The great divide

After the death of his wife, Harry Bernstein, then 93 (and now 96), sat down to write a memoir of his childhood in a poverty-stricken Lancashire mill town.

invisibook 88 298 (photo credit: )
invisibook 88 298
(photo credit: )
The Invisible Wall: A Love Story that Broke Barriers By Harry Bernstein Ballantine 320 pages; $22.95 After the death of his wife, Harry Bernstein, then 93 (and now 96), sat down to write a memoir of his childhood in a poverty-stricken Lancashire mill town. But his is more than a personal story. It sums up a particular aspect of the invisible wall between Jews and gentiles in Britain and elsewhere, whether they be working class or professionals. Bernstein emigrated with his family to the United States in 1919, but his account of how his family struggled with poverty and anti-Semitism ("You all killed Christ, didden you?") is as fresh as if it was written at the time. The Bernsteins lived in a row of Jewish terrace houses on one side of a cobbled street; the beytzkes, the goyim, lived on the other side. Between them was the invisible wall, crossed only during World War I when a girl on a bike, whistling cheerfully, delivered War Office telegrams announcing the death of both Christians and Jews on the Western Front.
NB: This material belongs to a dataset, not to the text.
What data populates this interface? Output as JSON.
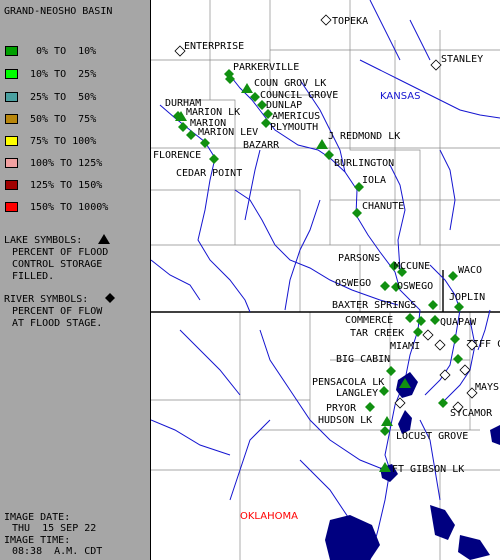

Some of the survivors returned home without limbs. The Jews were all observant, and their one contact with the gentiles was a woman given a penny each time she came to stoke the cooking stove on Shabbat. Bernstein's mother, married to a brutal Jewish tailor who drank most of his wages, hand-washed and mended her five children's clothing every evening, for none had a change of clothes. When Harry ('arry) was ready to begin school, his mother could not find the money for a pair of shoes and was forced to buy him a pair of wooden clogs instead. She took him to a better school than the one attended by her other children, but the headmaster refused to enroll him because of the clogs. Harry's eldest sister Lily was both pretty and an excellent student who won a scholarship to a grammar school where she could train as a teacher. But her father forcibly put her into the sweatshop. The first inkling of a romance between Lily and Arthur, a boy from across the street, was when Harry was employed as a runner between them. Arthur survived the Western Front and when he and Lily were married, the Bernsteins sat shiva. Needless to say, the marriage was unwelcome on both sides of the street, but eventually made some cracks in the wall. Bernstein tells his story in a series of set pieces. But what particularly touched me was the use of the word beytzke, or batesky, as Bernstein transliterates it. A bates, Bernstein tells us, was a peculiarly Lancashire word for a goy. My mother, born in Liverpool, was a contemporary of Bernstein's and emigrated to Australia at the time Bernstein left with his family for America. I grew up among Yiddish speakers, but she was the only person I ever heard use the word beytzkes. All other Melbourne Jews spoke of yoks. My only Yiddish dictionary has gone walkabout, but while writing this review it suddenly occurred to me that the Yiddish beytz means bad or even evil, which is the way bullied and persecuted Jews may have characterized the gentiles. Can any reader enlighten me further as to the origin of beytz or bates?